------ SUPPLIED RECORDS

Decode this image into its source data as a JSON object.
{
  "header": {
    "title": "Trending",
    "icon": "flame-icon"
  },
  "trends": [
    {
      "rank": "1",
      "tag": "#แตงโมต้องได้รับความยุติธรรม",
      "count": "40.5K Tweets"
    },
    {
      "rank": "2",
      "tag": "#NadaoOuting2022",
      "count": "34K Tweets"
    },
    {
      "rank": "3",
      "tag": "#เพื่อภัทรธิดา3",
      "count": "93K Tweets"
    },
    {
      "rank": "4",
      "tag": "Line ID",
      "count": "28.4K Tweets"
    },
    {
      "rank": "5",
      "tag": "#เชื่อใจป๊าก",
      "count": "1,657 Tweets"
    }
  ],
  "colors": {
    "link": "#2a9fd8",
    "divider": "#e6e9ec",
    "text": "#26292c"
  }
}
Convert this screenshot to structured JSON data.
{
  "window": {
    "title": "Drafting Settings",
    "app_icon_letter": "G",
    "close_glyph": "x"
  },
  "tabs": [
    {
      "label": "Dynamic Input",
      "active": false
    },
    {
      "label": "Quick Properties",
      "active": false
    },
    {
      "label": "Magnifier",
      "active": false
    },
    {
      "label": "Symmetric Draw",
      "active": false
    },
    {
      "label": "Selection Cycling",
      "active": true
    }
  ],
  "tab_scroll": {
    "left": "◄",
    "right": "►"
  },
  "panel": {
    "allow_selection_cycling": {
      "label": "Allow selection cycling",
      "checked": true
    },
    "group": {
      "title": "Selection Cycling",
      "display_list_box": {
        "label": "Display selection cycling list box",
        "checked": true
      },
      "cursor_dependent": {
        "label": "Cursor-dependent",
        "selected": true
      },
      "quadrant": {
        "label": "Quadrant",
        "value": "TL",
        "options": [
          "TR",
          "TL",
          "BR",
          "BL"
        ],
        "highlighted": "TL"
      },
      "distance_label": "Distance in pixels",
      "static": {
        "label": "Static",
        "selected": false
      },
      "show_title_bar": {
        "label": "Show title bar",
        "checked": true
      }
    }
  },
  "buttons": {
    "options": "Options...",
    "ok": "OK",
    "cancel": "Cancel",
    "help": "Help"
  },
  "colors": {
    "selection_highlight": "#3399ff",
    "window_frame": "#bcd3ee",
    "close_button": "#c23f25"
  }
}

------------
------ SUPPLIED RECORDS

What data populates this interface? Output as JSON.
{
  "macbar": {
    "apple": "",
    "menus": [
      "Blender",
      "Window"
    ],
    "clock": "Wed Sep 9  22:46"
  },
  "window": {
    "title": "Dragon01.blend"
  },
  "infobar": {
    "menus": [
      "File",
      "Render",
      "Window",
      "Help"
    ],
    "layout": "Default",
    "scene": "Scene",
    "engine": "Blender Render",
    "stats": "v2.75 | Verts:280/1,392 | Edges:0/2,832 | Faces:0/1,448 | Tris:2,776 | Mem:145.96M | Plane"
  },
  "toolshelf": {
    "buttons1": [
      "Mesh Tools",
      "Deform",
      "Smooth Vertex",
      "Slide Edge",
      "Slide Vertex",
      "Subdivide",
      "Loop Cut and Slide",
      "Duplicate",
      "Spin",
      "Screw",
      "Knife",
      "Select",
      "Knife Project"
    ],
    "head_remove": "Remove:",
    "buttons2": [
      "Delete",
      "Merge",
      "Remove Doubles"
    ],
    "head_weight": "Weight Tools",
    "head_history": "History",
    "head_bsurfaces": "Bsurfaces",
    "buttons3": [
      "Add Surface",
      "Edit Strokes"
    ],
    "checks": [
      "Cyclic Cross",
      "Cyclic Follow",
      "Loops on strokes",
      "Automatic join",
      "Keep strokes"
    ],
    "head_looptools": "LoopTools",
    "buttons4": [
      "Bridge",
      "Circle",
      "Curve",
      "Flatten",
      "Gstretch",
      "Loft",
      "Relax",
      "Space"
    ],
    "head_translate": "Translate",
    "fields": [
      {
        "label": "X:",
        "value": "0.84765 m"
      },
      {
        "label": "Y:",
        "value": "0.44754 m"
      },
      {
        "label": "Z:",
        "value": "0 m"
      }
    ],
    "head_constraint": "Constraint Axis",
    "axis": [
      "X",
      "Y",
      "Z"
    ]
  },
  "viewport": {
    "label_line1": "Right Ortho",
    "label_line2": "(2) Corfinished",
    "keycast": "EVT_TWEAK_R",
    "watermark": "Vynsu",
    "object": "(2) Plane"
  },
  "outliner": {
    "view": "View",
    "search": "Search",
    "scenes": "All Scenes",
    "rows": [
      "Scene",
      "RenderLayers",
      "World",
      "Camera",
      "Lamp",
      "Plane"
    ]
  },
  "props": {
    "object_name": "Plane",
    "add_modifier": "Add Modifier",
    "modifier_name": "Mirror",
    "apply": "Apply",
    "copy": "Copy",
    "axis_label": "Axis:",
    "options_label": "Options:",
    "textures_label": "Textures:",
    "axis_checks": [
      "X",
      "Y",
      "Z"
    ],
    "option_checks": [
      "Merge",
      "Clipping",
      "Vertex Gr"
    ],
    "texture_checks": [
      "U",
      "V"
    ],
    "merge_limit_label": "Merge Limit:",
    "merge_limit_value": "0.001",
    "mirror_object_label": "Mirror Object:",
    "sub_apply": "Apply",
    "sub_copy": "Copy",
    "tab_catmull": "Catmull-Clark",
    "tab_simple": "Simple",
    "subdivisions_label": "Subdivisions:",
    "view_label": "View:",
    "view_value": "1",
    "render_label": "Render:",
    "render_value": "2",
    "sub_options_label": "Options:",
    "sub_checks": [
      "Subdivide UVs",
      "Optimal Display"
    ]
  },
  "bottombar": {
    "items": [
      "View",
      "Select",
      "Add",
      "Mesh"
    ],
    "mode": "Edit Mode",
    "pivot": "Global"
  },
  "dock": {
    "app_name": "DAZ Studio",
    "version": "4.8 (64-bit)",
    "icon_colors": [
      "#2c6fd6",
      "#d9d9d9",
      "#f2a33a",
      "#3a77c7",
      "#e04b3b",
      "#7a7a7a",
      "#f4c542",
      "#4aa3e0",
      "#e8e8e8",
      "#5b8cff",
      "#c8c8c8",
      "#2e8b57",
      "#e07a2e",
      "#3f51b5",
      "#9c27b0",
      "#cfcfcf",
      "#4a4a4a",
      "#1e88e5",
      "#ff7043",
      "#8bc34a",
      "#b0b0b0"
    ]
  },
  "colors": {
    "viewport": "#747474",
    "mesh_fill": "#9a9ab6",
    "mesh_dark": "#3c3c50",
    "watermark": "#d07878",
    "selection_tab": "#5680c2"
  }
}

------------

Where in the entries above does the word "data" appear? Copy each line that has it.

Decode this image into its source data as a JSON object.
Convert this screenshot to structured JSON data.
What data populates this interface? Output as JSON.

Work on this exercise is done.